Regulatory Challenges and Safety Concerns

Amidst the medical discourse surrounding probiotic use, regulatory bodies, notably the FDA, grapple with evaluating the safety and standardizing the administration of probiotics in premature infant care. The FDA's cautious approach stems from concerns regarding the lack of universally accepted guidelines, potential variability in probiotic formulations, and limited oversight in their production.

The regulatory dilemma revolves around balancing the potential benefits of probiotics against the inherent risks, especially in an exceptionally vulnerable patient population such as premature infants. This balancing act necessitates stringent protocols, robust safety assessments, and standardized guidelines to ensure optimal care without compromising infant safety.

Seeking a Resolution

The impasse between medical professionals advocating for probiotic use and regulatory bodies advocating caution highlights the need for collaborative efforts.
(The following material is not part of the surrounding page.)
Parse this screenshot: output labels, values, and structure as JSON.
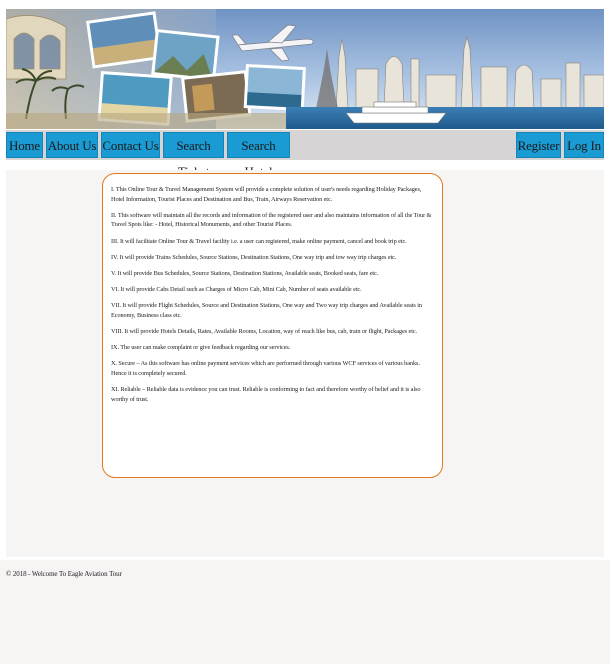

Bridging this divide requires comprehensive clinical studies to establish definitive guidelines, assess safety profiles, and determine precise dosages and strains suitable for premature infants.

The call for concerted research efforts, harmonized guidelines, and increased transparency in probiotic manufacturing processes becomes imperative. Addressing these concerns could pave the way for informed decisions, enabling healthcare providers to leverage the potential benefits of probiotics in premature infant care while adhering to stringent safety standards.

Navigating the Complexities

The debate surrounding probiotic use in premature infant care embodies the intricate interplay between medical advancements and regulatory prudence. As medical evidence evolves and regulatory frameworks adapt, the quest for a consensus on probiotic administration to premature infants remains ongoing.

The convergence of medical insights, regulatory caution, and the quest for definitive evidence underscores the complexity of healthcare decision-making. The resolution lies in collaborative efforts between medical professionals, researchers, regulatory bodies, and manufacturers to navigate these complexities, ensuring that premature infants receive the best care while maintaining uncompromising safety standards. Only through collective efforts can the potential benefits of probiotics be realized in premature infant care, ushering in an era of evidence-based, safe practices in neonatal medicine.

Striking a Balance for Premature Infant Care

The discourse surrounding probiotic use in premature infant care remains a compelling yet complex debate. The divergent perspectives between medical practitioners advocating for potential benefits and regulatory bodies emphasizing safety underscore the delicate balance needed in neonatal medicine.

The ongoing discussion necessitates collaborative efforts between medical researchers, practitioners, regulatory agencies, and probiotic manufacturers. Finding common ground requires extensive, rigorous research to establish conclusive guidelines, determining optimal strains, dosages, and safety measures tailored for premature infants.

As medical advancements continue, the resolution of this debate lies in comprehensive clinical studies and standardized protocols. It's through these efforts that the medical community can harness the potential benefits of probiotics while ensuring the utmost safety for these vulnerable infants.

Ultimately, the convergence of medical insights, regulatory prudence, and evidence-based practices will shape the future of neonatal care. The quest for a consensus on probiotic use in premature infant care serves as a testament to the commitment to provide the best care possible while upholding unwavering safety standards for the most vulnerable among us.